--- Records provided Enclosed Below ---

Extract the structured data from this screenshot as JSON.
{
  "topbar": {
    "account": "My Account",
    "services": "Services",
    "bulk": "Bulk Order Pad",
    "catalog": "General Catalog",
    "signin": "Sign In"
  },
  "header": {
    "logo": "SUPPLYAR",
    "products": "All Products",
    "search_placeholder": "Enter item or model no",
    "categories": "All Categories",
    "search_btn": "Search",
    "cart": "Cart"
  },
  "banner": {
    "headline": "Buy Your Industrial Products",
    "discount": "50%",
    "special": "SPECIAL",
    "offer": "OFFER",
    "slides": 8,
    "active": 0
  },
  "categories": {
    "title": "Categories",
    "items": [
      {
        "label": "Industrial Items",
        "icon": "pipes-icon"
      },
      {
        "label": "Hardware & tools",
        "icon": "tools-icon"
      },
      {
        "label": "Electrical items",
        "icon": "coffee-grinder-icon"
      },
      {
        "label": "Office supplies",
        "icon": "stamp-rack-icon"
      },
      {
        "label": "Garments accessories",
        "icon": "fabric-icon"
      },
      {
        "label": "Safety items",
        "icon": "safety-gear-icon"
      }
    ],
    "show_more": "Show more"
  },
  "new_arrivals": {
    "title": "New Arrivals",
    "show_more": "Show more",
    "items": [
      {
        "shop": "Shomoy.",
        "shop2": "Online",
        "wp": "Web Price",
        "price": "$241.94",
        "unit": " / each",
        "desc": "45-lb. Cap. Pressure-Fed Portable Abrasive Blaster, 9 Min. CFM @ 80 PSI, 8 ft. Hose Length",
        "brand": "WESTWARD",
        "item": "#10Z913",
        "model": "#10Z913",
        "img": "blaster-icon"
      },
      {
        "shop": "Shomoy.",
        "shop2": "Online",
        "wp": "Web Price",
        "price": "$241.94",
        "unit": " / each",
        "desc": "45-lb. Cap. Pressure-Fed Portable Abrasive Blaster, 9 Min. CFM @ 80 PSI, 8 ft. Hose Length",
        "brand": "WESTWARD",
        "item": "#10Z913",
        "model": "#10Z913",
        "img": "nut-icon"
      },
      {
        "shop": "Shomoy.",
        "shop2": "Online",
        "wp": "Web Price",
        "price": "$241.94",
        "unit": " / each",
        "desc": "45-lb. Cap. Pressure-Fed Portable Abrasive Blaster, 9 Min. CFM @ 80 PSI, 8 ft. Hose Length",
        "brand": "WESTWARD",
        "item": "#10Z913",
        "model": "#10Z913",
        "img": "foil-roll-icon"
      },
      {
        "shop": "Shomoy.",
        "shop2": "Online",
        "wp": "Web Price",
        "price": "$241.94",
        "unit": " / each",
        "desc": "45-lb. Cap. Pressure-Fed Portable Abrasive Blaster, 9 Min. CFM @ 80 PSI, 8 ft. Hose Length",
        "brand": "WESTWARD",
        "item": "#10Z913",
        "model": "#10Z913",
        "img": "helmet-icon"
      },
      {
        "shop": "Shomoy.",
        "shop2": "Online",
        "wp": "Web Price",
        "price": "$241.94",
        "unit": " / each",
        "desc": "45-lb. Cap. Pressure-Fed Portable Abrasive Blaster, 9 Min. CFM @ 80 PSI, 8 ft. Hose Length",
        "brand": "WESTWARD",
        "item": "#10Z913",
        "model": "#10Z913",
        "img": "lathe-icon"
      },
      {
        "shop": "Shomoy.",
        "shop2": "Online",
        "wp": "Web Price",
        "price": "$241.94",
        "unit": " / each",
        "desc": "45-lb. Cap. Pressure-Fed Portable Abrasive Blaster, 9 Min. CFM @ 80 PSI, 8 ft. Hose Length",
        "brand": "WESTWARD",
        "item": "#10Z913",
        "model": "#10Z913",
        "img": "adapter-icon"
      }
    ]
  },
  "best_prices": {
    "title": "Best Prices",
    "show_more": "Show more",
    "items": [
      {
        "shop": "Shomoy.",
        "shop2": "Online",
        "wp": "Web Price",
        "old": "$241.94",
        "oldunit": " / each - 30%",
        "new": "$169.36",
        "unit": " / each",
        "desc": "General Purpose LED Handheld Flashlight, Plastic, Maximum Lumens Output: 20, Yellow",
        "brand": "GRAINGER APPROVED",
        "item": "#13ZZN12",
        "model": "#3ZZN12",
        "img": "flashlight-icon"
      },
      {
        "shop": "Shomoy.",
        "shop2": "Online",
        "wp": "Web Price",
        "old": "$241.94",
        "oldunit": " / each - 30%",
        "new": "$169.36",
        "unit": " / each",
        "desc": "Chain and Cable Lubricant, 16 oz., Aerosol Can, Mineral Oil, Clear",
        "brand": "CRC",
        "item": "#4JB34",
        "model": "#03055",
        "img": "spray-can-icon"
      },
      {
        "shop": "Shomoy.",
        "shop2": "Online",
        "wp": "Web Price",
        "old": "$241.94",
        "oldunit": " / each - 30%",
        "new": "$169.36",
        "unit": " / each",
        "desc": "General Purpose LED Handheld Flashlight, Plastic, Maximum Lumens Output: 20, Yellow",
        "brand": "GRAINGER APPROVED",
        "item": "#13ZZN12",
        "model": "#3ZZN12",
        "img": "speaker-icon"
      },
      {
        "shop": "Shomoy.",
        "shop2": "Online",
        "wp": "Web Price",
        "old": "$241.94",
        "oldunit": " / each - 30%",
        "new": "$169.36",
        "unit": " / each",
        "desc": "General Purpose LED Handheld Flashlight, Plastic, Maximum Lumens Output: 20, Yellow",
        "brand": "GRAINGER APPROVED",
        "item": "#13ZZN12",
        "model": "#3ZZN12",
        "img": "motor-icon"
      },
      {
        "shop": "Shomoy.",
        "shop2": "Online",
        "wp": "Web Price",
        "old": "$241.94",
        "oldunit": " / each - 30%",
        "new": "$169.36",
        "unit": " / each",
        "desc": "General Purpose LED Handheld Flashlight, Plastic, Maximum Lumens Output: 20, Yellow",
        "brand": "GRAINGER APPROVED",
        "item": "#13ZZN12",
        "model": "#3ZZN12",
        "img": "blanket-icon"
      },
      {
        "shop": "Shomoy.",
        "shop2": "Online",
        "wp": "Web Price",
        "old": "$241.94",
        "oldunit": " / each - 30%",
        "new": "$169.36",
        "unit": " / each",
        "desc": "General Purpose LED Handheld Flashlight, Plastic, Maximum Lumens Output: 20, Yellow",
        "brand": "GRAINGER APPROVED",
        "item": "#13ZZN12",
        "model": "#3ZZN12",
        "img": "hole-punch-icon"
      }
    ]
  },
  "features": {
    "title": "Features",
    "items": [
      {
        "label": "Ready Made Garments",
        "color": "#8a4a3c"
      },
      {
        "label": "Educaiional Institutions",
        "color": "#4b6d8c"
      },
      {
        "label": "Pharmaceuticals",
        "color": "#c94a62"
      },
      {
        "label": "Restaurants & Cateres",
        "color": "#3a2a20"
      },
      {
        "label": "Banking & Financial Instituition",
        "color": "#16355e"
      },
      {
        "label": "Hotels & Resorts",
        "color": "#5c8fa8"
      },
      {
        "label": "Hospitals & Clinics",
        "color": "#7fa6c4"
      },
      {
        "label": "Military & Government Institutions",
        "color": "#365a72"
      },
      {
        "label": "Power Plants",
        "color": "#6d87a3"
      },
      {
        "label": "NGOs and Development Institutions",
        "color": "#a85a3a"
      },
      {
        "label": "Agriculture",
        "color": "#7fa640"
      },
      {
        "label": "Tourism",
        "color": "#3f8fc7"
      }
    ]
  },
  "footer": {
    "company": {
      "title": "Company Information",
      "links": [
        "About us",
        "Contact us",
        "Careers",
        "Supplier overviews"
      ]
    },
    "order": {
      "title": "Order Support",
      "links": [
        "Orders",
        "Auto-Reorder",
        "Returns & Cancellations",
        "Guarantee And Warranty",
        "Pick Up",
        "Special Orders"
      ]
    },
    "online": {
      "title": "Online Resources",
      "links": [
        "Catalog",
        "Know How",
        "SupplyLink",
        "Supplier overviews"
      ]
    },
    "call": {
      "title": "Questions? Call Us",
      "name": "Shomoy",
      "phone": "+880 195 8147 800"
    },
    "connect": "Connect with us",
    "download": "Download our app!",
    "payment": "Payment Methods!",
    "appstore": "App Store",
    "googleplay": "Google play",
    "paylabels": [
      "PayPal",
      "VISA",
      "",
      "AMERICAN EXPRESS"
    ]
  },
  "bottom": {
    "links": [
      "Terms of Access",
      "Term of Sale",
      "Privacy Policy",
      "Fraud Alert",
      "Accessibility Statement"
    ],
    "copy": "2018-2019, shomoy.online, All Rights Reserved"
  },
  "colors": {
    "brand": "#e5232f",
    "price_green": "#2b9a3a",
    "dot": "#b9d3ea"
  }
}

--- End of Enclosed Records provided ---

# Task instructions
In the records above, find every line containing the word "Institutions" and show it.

# Reply
        "label": "Educaiional Institutions",
        "label": "Military & Government Institutions",
        "label": "NGOs and Development Institutions",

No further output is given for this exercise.